-------- INPUT FOR THIS TASK --------
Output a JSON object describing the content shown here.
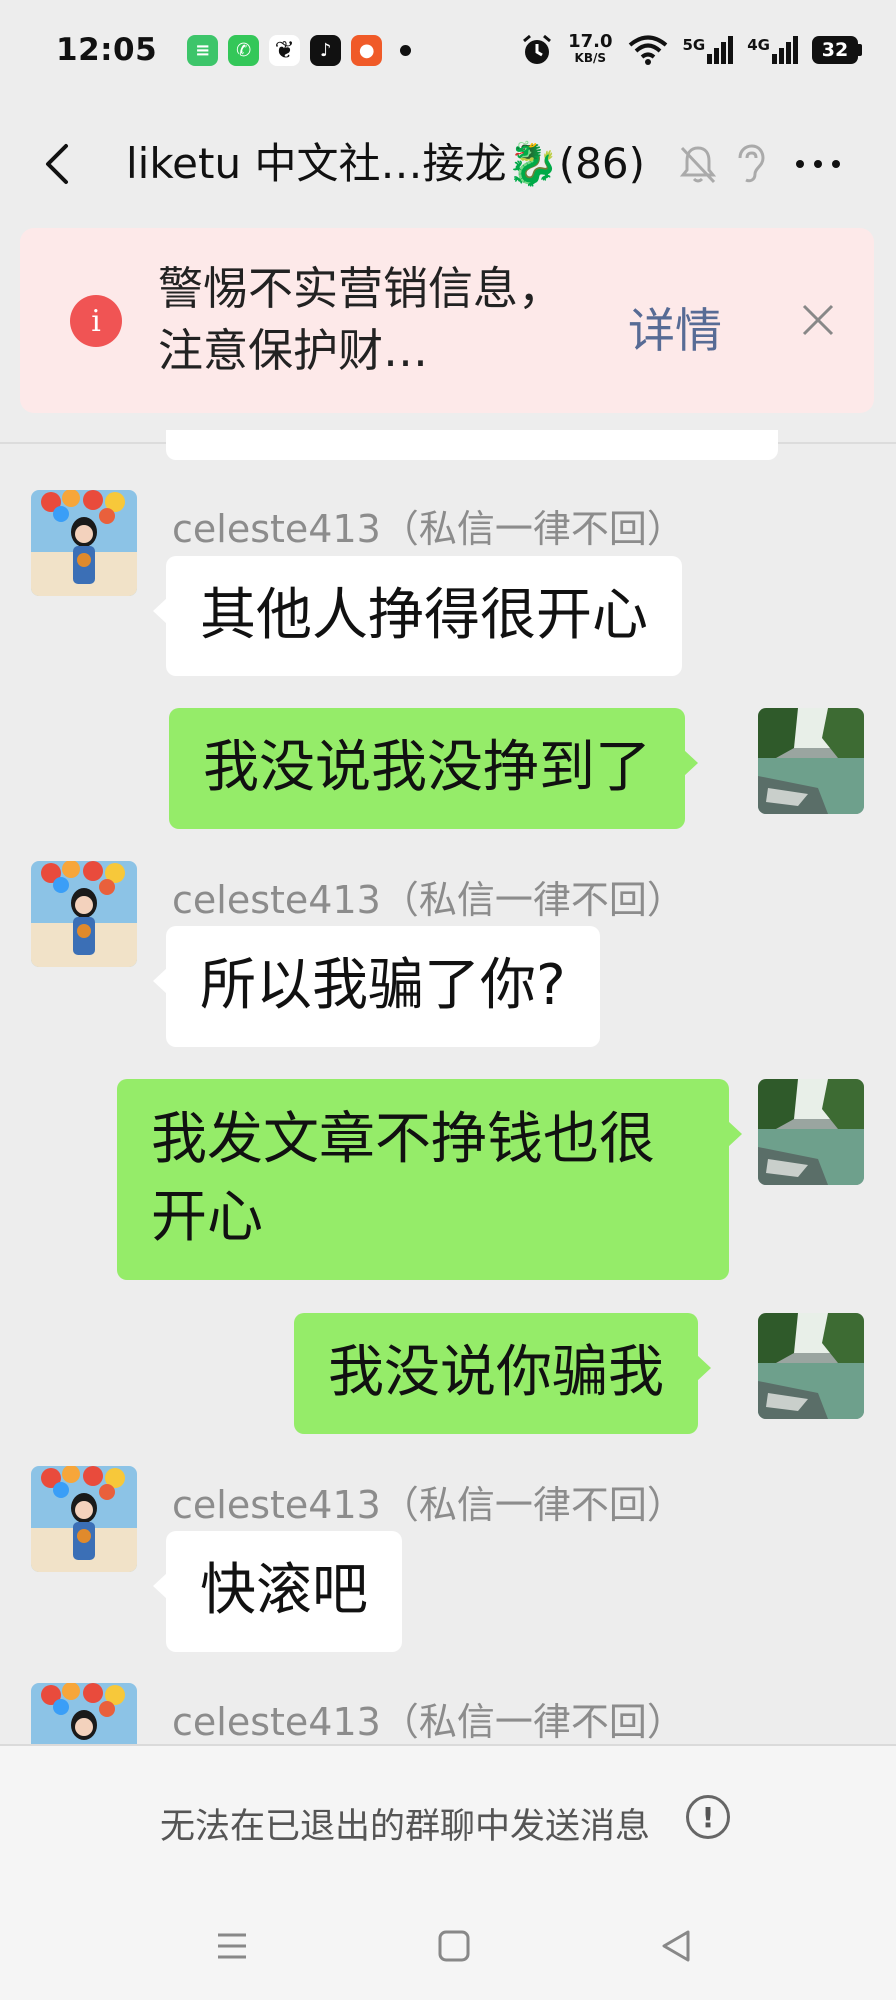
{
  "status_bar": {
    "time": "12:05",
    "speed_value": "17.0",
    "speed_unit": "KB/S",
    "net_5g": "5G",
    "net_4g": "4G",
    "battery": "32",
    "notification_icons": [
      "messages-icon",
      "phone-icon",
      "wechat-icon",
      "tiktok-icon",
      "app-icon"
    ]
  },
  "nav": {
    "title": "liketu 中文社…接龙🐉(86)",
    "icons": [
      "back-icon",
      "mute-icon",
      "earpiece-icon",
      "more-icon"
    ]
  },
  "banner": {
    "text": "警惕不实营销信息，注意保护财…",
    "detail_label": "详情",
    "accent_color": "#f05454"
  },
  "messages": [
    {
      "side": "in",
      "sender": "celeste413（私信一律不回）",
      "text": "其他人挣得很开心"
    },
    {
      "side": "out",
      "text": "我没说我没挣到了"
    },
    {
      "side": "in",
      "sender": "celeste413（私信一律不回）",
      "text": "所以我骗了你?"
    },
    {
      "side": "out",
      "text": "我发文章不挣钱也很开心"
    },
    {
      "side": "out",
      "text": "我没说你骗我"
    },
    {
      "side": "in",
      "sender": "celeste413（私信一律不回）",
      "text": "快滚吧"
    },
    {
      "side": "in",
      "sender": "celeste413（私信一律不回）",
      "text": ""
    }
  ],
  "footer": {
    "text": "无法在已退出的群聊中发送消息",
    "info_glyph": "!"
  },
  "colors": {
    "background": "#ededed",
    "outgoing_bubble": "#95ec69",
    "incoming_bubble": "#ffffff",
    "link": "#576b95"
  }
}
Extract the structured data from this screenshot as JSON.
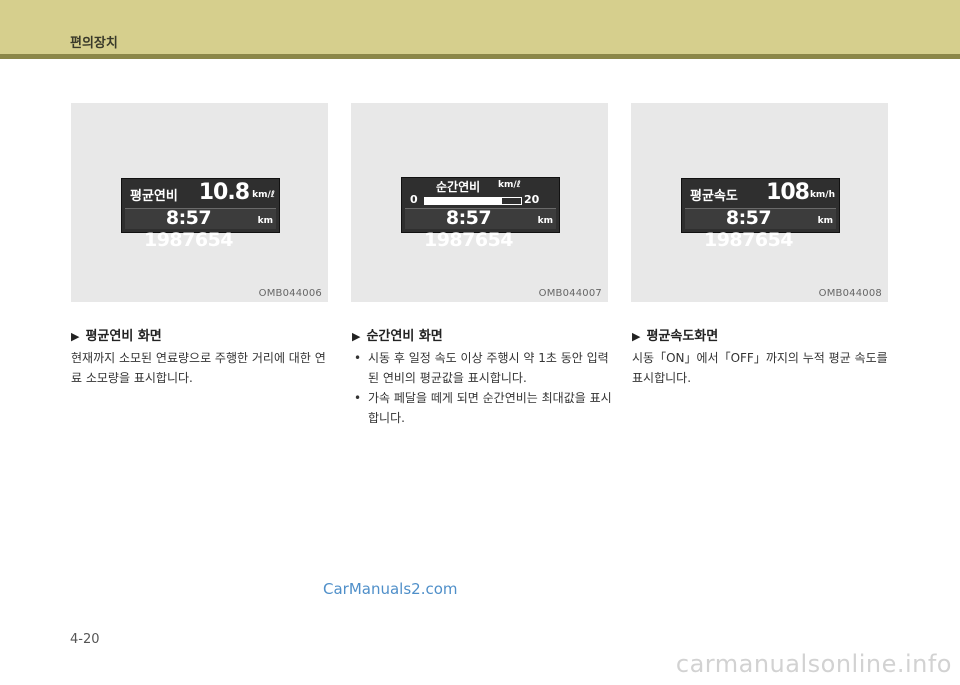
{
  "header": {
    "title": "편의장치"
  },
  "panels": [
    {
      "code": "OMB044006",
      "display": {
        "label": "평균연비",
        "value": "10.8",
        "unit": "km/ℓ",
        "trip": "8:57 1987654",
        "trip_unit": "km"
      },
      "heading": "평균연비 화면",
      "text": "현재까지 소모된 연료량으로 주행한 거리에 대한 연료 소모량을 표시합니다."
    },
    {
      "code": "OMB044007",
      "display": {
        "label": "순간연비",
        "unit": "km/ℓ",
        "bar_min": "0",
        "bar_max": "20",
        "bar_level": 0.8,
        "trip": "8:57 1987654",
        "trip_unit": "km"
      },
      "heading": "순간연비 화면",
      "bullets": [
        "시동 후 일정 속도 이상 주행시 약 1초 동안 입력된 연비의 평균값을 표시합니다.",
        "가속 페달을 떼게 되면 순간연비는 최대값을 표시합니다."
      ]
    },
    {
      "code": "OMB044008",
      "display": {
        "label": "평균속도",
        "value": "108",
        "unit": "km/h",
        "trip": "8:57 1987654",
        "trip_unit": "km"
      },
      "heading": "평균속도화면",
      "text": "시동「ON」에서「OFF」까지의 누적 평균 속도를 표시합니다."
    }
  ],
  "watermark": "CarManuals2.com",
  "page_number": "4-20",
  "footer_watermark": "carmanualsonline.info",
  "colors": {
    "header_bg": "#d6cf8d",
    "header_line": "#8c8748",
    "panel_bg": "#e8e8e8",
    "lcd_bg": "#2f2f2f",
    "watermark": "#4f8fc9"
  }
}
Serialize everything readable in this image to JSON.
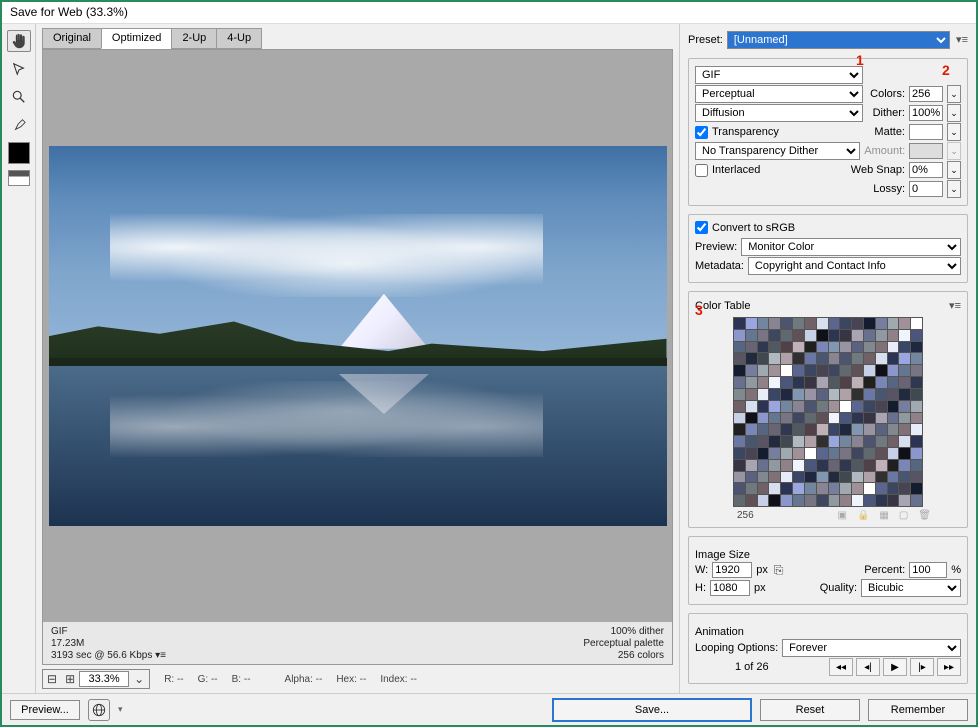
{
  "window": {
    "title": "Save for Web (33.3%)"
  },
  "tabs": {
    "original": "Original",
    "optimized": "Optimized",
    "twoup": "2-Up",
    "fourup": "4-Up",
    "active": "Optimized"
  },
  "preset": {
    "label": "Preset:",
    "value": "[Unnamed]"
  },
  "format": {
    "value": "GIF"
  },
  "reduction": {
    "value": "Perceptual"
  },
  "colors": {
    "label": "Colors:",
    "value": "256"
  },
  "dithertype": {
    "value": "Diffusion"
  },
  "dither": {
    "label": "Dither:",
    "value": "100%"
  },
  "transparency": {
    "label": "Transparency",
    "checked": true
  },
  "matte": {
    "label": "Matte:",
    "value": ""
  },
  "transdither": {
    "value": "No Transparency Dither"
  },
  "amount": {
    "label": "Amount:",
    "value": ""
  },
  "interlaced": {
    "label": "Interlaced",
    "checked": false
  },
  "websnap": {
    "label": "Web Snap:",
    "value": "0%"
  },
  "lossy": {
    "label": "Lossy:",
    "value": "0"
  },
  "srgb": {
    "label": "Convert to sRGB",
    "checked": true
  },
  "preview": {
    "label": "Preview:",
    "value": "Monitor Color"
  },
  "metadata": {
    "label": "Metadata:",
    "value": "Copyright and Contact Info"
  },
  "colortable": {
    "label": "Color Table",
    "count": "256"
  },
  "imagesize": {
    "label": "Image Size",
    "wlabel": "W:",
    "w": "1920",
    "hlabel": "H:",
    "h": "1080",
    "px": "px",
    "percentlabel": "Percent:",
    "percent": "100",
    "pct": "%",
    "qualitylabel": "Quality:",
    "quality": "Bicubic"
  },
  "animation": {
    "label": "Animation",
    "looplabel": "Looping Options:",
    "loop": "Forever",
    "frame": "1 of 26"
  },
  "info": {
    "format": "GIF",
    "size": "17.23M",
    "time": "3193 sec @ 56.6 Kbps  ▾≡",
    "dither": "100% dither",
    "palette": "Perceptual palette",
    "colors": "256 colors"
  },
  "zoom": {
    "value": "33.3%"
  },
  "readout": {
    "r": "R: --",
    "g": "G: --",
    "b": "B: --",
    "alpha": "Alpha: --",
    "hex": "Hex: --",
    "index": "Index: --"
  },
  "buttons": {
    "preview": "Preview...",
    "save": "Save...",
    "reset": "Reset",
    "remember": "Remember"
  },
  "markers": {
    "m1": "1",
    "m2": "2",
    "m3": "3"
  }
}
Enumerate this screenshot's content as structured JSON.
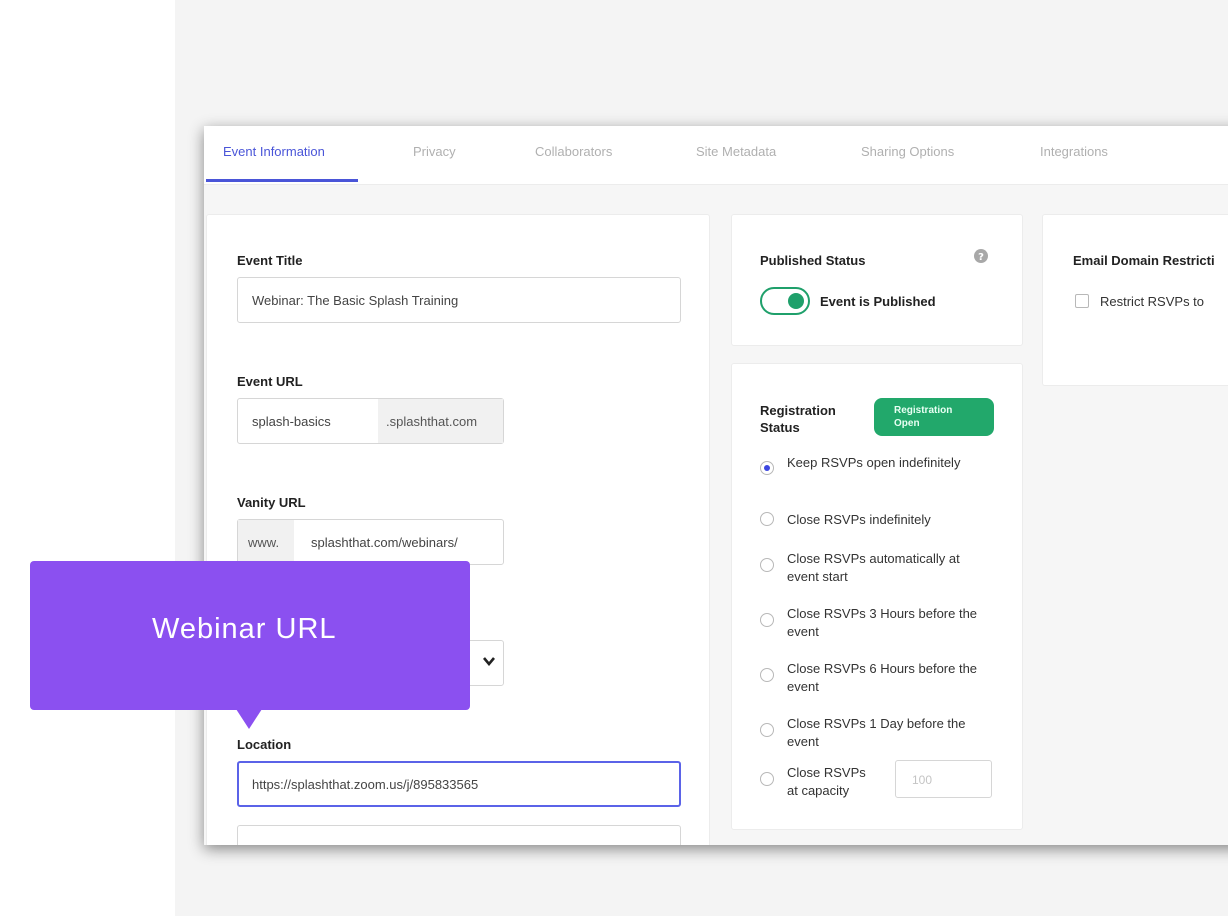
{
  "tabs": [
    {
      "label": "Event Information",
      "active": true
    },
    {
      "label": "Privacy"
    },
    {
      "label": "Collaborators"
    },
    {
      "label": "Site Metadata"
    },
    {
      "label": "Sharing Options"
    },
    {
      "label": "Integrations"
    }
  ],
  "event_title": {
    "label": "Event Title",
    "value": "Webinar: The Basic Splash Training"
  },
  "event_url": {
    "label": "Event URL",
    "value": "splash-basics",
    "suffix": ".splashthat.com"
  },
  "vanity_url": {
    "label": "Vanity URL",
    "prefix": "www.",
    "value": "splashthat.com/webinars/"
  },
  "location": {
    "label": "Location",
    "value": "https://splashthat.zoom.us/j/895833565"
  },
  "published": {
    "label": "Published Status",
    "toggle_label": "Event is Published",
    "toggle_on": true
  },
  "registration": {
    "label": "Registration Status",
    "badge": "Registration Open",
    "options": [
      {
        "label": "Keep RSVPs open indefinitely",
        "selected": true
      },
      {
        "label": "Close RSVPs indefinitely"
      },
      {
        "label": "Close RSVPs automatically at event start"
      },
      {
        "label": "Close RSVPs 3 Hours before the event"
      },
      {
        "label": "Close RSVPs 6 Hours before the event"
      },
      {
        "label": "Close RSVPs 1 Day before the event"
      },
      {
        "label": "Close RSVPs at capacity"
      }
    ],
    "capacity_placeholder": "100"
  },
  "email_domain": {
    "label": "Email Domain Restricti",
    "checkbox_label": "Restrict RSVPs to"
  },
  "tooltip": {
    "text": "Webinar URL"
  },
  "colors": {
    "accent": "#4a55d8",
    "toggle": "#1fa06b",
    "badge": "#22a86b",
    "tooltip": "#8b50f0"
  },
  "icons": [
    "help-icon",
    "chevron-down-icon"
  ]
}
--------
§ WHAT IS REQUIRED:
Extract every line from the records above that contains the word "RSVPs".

§ RESULT OF THIS EXERCISE:
        "label": "Keep RSVPs open indefinitely",
        "label": "Close RSVPs indefinitely"
        "label": "Close RSVPs automatically at event start"
        "label": "Close RSVPs 3 Hours before the event"
        "label": "Close RSVPs 6 Hours before the event"
        "label": "Close RSVPs 1 Day before the event"
        "label": "Close RSVPs at capacity"
    "checkbox_label": "Restrict RSVPs to"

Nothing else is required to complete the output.